● Activity
Your response should contain each line of the data that includes "CIDR".

(Element data from apps and pages)
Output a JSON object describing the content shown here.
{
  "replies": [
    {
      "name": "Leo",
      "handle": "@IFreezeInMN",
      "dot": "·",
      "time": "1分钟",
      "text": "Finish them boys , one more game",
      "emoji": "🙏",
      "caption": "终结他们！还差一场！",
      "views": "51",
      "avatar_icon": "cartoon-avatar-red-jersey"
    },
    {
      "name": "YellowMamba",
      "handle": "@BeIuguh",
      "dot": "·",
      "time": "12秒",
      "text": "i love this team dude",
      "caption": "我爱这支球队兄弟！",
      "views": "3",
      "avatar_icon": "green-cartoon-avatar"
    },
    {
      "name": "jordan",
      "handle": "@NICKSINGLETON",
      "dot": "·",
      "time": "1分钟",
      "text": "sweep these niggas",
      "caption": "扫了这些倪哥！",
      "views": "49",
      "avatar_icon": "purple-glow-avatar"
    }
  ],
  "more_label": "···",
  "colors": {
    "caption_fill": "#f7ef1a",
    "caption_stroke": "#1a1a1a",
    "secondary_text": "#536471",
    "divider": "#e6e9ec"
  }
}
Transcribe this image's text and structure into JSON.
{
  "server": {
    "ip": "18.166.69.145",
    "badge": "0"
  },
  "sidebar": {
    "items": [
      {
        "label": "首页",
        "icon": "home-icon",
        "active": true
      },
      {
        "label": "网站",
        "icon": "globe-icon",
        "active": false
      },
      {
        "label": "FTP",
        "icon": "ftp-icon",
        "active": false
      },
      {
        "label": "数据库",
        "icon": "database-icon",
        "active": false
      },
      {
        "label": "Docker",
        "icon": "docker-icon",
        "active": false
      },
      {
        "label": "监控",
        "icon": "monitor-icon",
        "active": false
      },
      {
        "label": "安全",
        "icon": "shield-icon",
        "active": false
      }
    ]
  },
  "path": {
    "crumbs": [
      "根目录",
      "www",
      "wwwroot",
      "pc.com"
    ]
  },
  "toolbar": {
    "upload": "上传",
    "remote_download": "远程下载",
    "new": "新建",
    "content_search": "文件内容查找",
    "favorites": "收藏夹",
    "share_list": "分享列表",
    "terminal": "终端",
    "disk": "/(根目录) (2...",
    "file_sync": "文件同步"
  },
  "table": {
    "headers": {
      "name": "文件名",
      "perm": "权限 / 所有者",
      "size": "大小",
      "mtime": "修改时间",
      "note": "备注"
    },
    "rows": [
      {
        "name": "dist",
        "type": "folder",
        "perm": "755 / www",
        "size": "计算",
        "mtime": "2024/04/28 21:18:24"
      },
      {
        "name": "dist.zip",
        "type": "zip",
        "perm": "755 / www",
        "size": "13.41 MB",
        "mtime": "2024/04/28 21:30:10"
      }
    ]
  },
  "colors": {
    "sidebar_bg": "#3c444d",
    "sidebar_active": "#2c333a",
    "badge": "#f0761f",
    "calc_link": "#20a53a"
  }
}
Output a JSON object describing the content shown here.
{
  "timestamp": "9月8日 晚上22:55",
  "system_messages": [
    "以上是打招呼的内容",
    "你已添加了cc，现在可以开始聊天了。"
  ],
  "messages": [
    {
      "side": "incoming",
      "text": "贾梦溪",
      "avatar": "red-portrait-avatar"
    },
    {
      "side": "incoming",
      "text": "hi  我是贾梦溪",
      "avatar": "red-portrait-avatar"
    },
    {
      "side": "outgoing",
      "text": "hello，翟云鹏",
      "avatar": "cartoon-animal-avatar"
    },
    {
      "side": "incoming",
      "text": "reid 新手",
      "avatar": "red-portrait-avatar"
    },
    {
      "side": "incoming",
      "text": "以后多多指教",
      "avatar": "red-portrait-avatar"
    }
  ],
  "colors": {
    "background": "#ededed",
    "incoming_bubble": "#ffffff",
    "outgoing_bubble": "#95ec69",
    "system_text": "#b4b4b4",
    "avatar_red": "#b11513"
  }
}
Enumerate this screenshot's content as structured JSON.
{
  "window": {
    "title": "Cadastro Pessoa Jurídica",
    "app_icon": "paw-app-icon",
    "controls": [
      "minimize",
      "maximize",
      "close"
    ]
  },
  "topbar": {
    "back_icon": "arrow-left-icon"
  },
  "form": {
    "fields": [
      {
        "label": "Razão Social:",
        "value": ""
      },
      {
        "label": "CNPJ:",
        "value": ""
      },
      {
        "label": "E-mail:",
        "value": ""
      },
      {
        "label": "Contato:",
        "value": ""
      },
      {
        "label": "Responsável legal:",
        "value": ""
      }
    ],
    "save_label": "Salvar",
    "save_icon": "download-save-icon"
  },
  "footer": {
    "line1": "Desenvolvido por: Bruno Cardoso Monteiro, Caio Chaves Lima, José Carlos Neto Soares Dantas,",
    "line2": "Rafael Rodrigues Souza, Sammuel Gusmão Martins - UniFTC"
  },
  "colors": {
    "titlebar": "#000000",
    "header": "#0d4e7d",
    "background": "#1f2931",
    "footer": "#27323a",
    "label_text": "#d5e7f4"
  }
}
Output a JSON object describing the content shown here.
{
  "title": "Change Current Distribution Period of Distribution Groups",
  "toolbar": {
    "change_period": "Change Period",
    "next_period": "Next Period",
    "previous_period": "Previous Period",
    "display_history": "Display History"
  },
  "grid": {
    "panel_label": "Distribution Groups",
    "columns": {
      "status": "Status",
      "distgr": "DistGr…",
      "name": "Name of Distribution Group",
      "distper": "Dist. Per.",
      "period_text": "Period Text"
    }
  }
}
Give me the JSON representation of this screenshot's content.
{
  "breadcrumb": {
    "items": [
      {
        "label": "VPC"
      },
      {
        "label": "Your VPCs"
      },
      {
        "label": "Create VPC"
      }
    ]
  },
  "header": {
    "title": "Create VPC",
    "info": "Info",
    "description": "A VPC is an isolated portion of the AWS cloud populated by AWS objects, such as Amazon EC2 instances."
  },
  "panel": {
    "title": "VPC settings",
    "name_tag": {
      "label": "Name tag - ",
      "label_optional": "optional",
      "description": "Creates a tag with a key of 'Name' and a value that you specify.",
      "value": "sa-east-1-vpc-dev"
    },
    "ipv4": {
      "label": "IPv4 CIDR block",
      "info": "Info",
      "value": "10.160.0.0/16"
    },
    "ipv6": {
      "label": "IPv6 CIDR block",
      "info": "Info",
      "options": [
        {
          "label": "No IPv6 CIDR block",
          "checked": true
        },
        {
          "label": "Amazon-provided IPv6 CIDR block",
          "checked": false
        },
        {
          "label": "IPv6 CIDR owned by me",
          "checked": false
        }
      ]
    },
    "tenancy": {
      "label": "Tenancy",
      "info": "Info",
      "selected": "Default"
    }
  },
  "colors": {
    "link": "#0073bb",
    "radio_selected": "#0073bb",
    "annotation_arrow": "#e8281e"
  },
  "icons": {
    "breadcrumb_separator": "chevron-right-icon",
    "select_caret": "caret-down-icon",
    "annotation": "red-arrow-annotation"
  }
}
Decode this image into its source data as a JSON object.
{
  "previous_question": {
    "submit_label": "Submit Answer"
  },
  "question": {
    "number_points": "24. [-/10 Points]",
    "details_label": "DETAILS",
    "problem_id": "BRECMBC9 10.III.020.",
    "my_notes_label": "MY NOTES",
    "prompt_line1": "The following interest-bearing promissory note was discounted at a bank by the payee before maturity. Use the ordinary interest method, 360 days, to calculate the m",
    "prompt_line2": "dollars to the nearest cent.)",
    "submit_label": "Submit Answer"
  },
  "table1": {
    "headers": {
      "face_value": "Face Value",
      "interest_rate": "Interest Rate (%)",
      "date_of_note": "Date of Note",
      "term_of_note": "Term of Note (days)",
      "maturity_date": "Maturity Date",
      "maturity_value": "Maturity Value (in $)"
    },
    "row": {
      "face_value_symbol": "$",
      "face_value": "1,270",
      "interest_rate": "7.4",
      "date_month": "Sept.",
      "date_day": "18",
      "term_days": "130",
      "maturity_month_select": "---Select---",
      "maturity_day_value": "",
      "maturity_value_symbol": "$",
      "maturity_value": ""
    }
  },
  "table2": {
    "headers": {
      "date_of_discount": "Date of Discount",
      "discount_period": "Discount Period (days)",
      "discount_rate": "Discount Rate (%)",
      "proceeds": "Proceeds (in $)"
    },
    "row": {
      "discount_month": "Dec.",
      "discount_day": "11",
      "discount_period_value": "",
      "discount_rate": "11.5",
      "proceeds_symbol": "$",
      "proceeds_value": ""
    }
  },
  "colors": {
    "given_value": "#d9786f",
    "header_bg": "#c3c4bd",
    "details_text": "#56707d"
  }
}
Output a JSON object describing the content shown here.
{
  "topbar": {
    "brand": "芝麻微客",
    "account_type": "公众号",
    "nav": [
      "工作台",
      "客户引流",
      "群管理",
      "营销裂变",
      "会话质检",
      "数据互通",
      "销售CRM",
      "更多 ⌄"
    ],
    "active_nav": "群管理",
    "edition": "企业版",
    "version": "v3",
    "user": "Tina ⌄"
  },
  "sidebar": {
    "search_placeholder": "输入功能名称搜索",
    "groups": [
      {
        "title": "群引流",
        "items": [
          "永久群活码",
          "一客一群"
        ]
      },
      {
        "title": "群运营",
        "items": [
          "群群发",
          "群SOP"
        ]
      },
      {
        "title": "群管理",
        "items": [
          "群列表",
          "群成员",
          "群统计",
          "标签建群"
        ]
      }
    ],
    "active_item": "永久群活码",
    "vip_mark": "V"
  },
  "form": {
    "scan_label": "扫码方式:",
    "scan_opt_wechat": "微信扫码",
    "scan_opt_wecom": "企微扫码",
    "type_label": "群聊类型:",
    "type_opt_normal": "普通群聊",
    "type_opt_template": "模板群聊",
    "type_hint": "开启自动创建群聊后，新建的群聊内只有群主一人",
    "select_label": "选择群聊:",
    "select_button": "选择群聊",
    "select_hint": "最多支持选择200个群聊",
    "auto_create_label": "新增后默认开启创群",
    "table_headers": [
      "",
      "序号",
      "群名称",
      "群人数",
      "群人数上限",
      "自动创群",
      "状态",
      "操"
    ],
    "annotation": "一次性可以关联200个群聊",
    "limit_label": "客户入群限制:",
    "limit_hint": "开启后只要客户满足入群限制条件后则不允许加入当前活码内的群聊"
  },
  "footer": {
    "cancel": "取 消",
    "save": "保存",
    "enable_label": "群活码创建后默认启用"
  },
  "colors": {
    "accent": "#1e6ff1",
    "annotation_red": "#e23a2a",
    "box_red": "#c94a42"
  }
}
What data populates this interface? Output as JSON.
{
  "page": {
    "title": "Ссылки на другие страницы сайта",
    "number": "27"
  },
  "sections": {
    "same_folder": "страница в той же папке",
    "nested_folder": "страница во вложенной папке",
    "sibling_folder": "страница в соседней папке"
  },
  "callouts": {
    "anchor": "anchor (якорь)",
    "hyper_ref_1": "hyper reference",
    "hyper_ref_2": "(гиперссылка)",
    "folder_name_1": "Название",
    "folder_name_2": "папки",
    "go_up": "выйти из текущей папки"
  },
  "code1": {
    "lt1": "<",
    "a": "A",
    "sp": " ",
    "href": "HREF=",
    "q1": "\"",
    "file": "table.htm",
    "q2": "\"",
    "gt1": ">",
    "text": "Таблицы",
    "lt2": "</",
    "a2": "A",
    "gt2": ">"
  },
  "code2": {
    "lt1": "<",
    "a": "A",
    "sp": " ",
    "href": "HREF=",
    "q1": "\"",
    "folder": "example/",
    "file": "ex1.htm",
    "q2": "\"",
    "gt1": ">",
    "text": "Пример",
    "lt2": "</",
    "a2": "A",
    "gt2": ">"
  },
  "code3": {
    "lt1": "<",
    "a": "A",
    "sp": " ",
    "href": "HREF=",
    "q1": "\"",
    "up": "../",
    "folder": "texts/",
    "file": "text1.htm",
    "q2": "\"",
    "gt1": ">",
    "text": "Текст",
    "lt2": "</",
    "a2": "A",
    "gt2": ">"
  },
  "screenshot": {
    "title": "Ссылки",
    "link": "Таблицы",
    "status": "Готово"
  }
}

● Response area
      "label": "IPv4 CIDR block",
      "label": "IPv6 CIDR block",
          "label": "No IPv6 CIDR block",
          "label": "Amazon-provided IPv6 CIDR block",
          "label": "IPv6 CIDR owned by me",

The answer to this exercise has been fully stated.